• **PROBLEM REQUIREMENTS**
Please print each record exactly, omitting none of them.

Collected data entries
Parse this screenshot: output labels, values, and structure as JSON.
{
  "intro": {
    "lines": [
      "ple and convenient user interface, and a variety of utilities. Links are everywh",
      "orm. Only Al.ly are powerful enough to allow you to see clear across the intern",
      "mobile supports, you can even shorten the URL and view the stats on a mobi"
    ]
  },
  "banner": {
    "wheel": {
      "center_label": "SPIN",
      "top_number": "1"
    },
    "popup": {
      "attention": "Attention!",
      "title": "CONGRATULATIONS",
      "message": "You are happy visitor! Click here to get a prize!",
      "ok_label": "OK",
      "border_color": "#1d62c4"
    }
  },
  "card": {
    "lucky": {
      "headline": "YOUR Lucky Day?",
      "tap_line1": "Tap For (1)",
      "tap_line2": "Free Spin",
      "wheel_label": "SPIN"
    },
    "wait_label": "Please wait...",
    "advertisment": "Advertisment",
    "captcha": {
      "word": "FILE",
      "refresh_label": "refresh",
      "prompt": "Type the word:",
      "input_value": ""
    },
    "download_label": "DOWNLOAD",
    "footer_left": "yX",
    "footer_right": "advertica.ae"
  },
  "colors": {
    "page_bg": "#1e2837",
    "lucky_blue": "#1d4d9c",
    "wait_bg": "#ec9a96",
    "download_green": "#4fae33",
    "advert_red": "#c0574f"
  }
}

• **YOUR RESPONSE**
Parse this screenshot: output labels, values, and structure as JSON.
{
  "intro": {
    "lines": [
      "ple and convenient user interface, and a variety of utilities. Links are everywh",
      "orm. Only Al.ly are powerful enough to allow you to see clear across the intern",
      "mobile supports, you can even shorten the URL and view the stats on a mobi"
    ]
  },
  "banner": {
    "wheel": {
      "center_label": "SPIN",
      "top_number": "1"
    },
    "popup": {
      "attention": "Attention!",
      "title": "CONGRATULATIONS",
      "message": "You are happy visitor! Click here to get a prize!",
      "ok_label": "OK",
      "border_color": "#1d62c4"
    }
  },
  "card": {
    "lucky": {
      "headline": "YOUR Lucky Day?",
      "tap_line1": "Tap For (1)",
      "tap_line2": "Free Spin",
      "wheel_label": "SPIN"
    },
    "wait_label": "Please wait...",
    "advertisment": "Advertisment",
    "captcha": {
      "word": "FILE",
      "refresh_label": "refresh",
      "prompt": "Type the word:",
      "input_value": ""
    },
    "download_label": "DOWNLOAD",
    "footer_left": "yX",
    "footer_right": "advertica.ae"
  },
  "colors": {
    "page_bg": "#1e2837",
    "lucky_blue": "#1d4d9c",
    "wait_bg": "#ec9a96",
    "download_green": "#4fae33",
    "advert_red": "#c0574f"
  }
}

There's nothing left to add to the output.